■ The task: Every entry, from first to last, must be written out exactly.

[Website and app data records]
--------------------------------

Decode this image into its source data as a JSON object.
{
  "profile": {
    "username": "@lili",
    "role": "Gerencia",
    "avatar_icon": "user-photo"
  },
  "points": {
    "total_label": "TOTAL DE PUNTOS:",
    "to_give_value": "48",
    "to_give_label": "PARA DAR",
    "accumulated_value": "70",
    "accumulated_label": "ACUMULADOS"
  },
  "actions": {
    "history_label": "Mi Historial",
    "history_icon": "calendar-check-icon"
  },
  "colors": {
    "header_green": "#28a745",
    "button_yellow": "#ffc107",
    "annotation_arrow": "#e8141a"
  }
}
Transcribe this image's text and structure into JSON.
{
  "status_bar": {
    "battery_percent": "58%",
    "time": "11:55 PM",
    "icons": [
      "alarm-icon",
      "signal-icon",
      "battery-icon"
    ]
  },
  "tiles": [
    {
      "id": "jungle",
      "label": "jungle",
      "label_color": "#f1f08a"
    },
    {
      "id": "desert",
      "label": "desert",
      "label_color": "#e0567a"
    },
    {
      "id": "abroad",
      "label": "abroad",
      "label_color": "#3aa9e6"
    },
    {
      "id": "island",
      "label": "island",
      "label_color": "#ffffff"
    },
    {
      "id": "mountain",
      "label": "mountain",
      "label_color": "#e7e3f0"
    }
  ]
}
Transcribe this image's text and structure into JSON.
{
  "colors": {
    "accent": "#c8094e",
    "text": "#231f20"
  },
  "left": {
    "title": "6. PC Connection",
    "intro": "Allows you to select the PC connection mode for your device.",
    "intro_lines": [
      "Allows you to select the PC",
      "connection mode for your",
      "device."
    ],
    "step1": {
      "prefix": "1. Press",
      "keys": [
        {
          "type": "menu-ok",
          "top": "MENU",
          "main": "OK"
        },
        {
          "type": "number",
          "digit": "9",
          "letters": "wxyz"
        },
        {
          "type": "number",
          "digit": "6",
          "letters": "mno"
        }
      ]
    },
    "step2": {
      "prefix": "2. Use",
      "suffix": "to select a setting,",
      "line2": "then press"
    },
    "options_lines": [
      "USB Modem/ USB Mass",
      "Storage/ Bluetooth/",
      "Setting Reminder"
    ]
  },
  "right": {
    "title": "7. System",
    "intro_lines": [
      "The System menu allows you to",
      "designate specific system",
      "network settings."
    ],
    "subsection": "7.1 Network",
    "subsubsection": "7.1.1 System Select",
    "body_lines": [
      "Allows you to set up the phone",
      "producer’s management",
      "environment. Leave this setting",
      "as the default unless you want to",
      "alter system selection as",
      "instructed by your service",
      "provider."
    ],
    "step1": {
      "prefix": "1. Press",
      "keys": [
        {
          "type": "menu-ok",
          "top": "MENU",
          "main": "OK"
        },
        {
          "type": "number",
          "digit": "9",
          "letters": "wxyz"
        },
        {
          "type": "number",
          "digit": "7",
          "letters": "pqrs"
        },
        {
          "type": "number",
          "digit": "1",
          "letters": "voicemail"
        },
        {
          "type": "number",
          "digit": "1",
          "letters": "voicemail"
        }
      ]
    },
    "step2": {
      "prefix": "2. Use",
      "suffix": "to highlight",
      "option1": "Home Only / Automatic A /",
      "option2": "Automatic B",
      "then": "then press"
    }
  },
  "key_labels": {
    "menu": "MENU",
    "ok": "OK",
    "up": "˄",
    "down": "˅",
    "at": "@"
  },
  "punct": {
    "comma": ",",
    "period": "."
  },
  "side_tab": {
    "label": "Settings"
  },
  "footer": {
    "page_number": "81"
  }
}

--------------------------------

■ Exercise answer:
Decode this image into its source data as a JSON object.
{
  "profile": {
    "username": "@lili",
    "role": "Gerencia",
    "avatar_icon": "user-photo"
  },
  "points": {
    "total_label": "TOTAL DE PUNTOS:",
    "to_give_value": "48",
    "to_give_label": "PARA DAR",
    "accumulated_value": "70",
    "accumulated_label": "ACUMULADOS"
  },
  "actions": {
    "history_label": "Mi Historial",
    "history_icon": "calendar-check-icon"
  },
  "colors": {
    "header_green": "#28a745",
    "button_yellow": "#ffc107",
    "annotation_arrow": "#e8141a"
  }
}
Transcribe this image's text and structure into JSON.
{
  "status_bar": {
    "battery_percent": "58%",
    "time": "11:55 PM",
    "icons": [
      "alarm-icon",
      "signal-icon",
      "battery-icon"
    ]
  },
  "tiles": [
    {
      "id": "jungle",
      "label": "jungle",
      "label_color": "#f1f08a"
    },
    {
      "id": "desert",
      "label": "desert",
      "label_color": "#e0567a"
    },
    {
      "id": "abroad",
      "label": "abroad",
      "label_color": "#3aa9e6"
    },
    {
      "id": "island",
      "label": "island",
      "label_color": "#ffffff"
    },
    {
      "id": "mountain",
      "label": "mountain",
      "label_color": "#e7e3f0"
    }
  ]
}
Transcribe this image's text and structure into JSON.
{
  "colors": {
    "accent": "#c8094e",
    "text": "#231f20"
  },
  "left": {
    "title": "6. PC Connection",
    "intro": "Allows you to select the PC connection mode for your device.",
    "intro_lines": [
      "Allows you to select the PC",
      "connection mode for your",
      "device."
    ],
    "step1": {
      "prefix": "1. Press",
      "keys": [
        {
          "type": "menu-ok",
          "top": "MENU",
          "main": "OK"
        },
        {
          "type": "number",
          "digit": "9",
          "letters": "wxyz"
        },
        {
          "type": "number",
          "digit": "6",
          "letters": "mno"
        }
      ]
    },
    "step2": {
      "prefix": "2. Use",
      "suffix": "to select a setting,",
      "line2": "then press"
    },
    "options_lines": [
      "USB Modem/ USB Mass",
      "Storage/ Bluetooth/",
      "Setting Reminder"
    ]
  },
  "right": {
    "title": "7. System",
    "intro_lines": [
      "The System menu allows you to",
      "designate specific system",
      "network settings."
    ],
    "subsection": "7.1 Network",
    "subsubsection": "7.1.1 System Select",
    "body_lines": [
      "Allows you to set up the phone",
      "producer’s management",
      "environment. Leave this setting",
      "as the default unless you want to",
      "alter system selection as",
      "instructed by your service",
      "provider."
    ],
    "step1": {
      "prefix": "1. Press",
      "keys": [
        {
          "type": "menu-ok",
          "top": "MENU",
          "main": "OK"
        },
        {
          "type": "number",
          "digit": "9",
          "letters": "wxyz"
        },
        {
          "type": "number",
          "digit": "7",
          "letters": "pqrs"
        },
        {
          "type": "number",
          "digit": "1",
          "letters": "voicemail"
        },
        {
          "type": "number",
          "digit": "1",
          "letters": "voicemail"
        }
      ]
    },
    "step2": {
      "prefix": "2. Use",
      "suffix": "to highlight",
      "option1": "Home Only / Automatic A /",
      "option2": "Automatic B",
      "then": "then press"
    }
  },
  "key_labels": {
    "menu": "MENU",
    "ok": "OK",
    "up": "˄",
    "down": "˅",
    "at": "@"
  },
  "punct": {
    "comma": ",",
    "period": "."
  },
  "side_tab": {
    "label": "Settings"
  },
  "footer": {
    "page_number": "81"
  }
}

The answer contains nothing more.